I’ve got quite a bit of experience from quality inspections myself. To be honest I cannot recall one single time when a product batch was perfect (i.e. no defective units or other issues discovered at all). Have you ever inspected a completely spotless batch?
I can’t remember a single inspection where there were zero defects. Sometimes the products come out of a machine and are all fine, but there are defects on the packing. It does not really matter, though. Companies that purchase from China shouldn’t expect defect-free shipments. Nobody has ever reached zero defects, not even the best Japanese factories. What you should expect is a low proportion of defects, as well as the absence of defects that might hurt someone.
What do you think about the future? Will there still be a need for third party Quality inspectors ten years from now or will Chinese suppliers reach a standard where they are no longer needed?
This is a good question that calls for a nuanced answer. On the one hand, yes, there will still be third-party inspectors in ten years in China, just as there are still inspectors in Taiwan or in the United States. Surprisingly little has changed over the past 5 years: quality inspections are still a must for most retailers and professional importers. Quality in China does tend to go up. However, pricing pressures are as high as ever, which means new unstructured workshops keep opening and getting business – and these guys are at level zero in terms of quality.

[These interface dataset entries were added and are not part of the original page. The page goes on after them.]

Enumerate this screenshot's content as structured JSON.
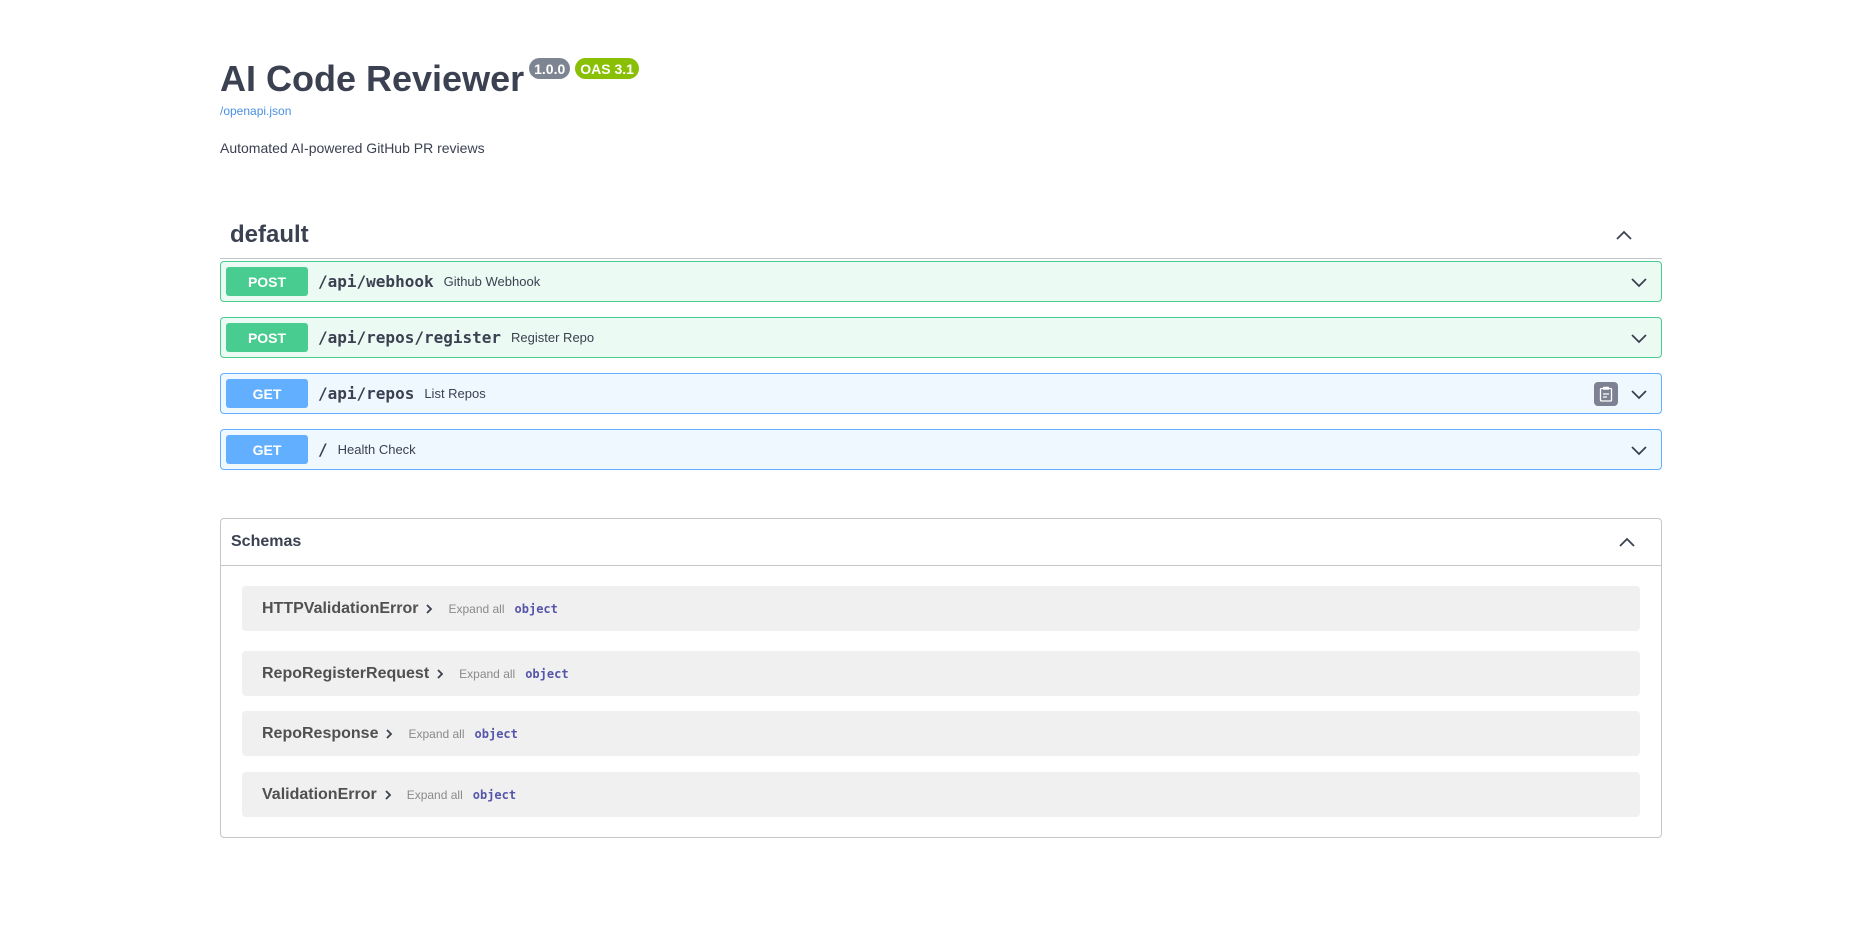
{
  "info": {
    "title": "AI Code Reviewer",
    "version_badge": "1.0.0",
    "oas_badge": "OAS 3.1",
    "spec_link": "/openapi.json",
    "description": "Automated AI-powered GitHub PR reviews"
  },
  "tag": {
    "name": "default"
  },
  "operations": [
    {
      "method": "POST",
      "path": "/api/webhook",
      "summary": "Github Webhook"
    },
    {
      "method": "POST",
      "path": "/api/repos/register",
      "summary": "Register Repo"
    },
    {
      "method": "GET",
      "path": "/api/repos",
      "summary": "List Repos"
    },
    {
      "method": "GET",
      "path": "/",
      "summary": "Health Check"
    }
  ],
  "schemas": {
    "title": "Schemas",
    "expand_all_label": "Expand all",
    "models": [
      {
        "name": "HTTPValidationError",
        "type": "object"
      },
      {
        "name": "RepoRegisterRequest",
        "type": "object"
      },
      {
        "name": "RepoResponse",
        "type": "object"
      },
      {
        "name": "ValidationError",
        "type": "object"
      }
    ]
  },
  "colors": {
    "post": "#49cc90",
    "get": "#61affe",
    "oas_badge": "#89bf04",
    "version_badge": "#7d8492",
    "link": "#4990e2"
  },
  "icons": {
    "collapse": "chevron-up-icon",
    "expand": "chevron-down-icon",
    "copy": "clipboard-icon",
    "model_arrow": "chevron-right-icon"
  }
}
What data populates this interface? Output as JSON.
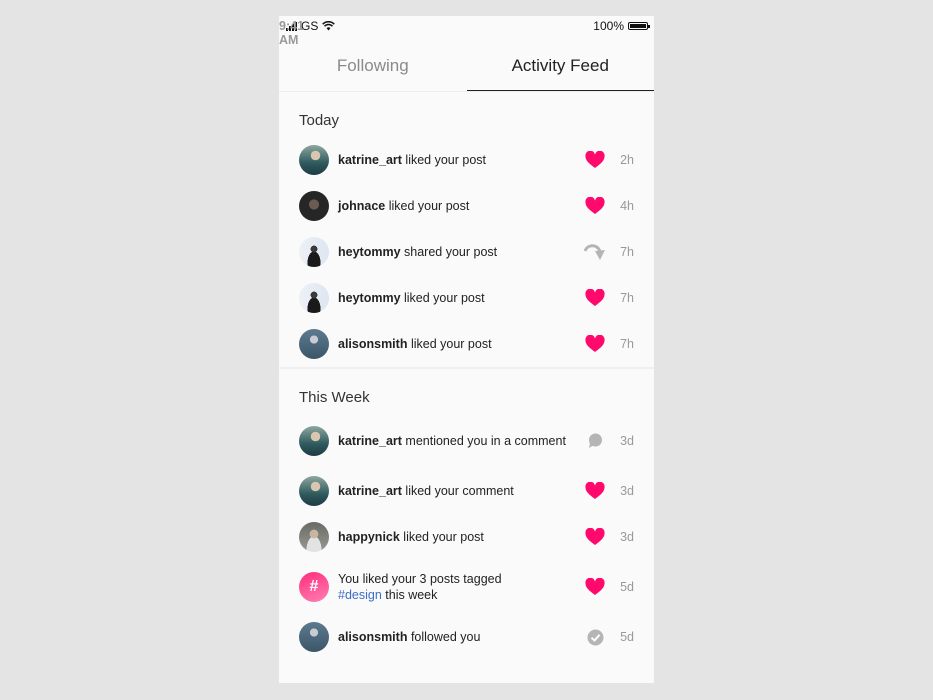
{
  "status_bar": {
    "carrier": "GS",
    "time": "9:41 AM",
    "battery": "100%"
  },
  "tabs": [
    {
      "label": "Following",
      "active": false
    },
    {
      "label": "Activity Feed",
      "active": true
    }
  ],
  "sections": [
    {
      "title": "Today",
      "items": [
        {
          "user": "katrine_art",
          "text": " liked your post",
          "icon": "heart-icon",
          "time": "2h"
        },
        {
          "user": "johnace",
          "text": " liked your post",
          "icon": "heart-icon",
          "time": "4h"
        },
        {
          "user": "heytommy",
          "text": " shared your post",
          "icon": "share-icon",
          "time": "7h"
        },
        {
          "user": "heytommy",
          "text": " liked your post",
          "icon": "heart-icon",
          "time": "7h"
        },
        {
          "user": "alisonsmith",
          "text": " liked your post",
          "icon": "heart-icon",
          "time": "7h"
        }
      ]
    },
    {
      "title": "This Week",
      "items": [
        {
          "user": "katrine_art",
          "text": " mentioned you in a comment",
          "icon": "comment-icon",
          "time": "3d"
        },
        {
          "user": "katrine_art",
          "text": " liked your comment",
          "icon": "heart-icon",
          "time": "3d"
        },
        {
          "user": "happynick",
          "text": " liked your post",
          "icon": "heart-icon",
          "time": "3d"
        },
        {
          "user": "",
          "text": "You liked your 3 posts tagged ",
          "tag": "#design",
          "text_after": " this week",
          "icon": "heart-icon",
          "time": "5d"
        },
        {
          "user": "alisonsmith",
          "text": " followed you",
          "icon": "check-icon",
          "time": "5d"
        }
      ]
    }
  ],
  "colors": {
    "heart": "#ff0a6c",
    "muted_icon": "#b5b5b5",
    "tag": "#3b6fc4"
  }
}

On the other hand, I think half of today’s Chinese exporters will be out of business in 5-10 years. Those that will remain will be better organized, will offer higher quality, and will understand their customers’ needs better. This is a new market: factory improvement. I am also involved in a company that provides this type of consulting. In conclusion, nobody can predict the future with certainty, but we can certainly plan for it!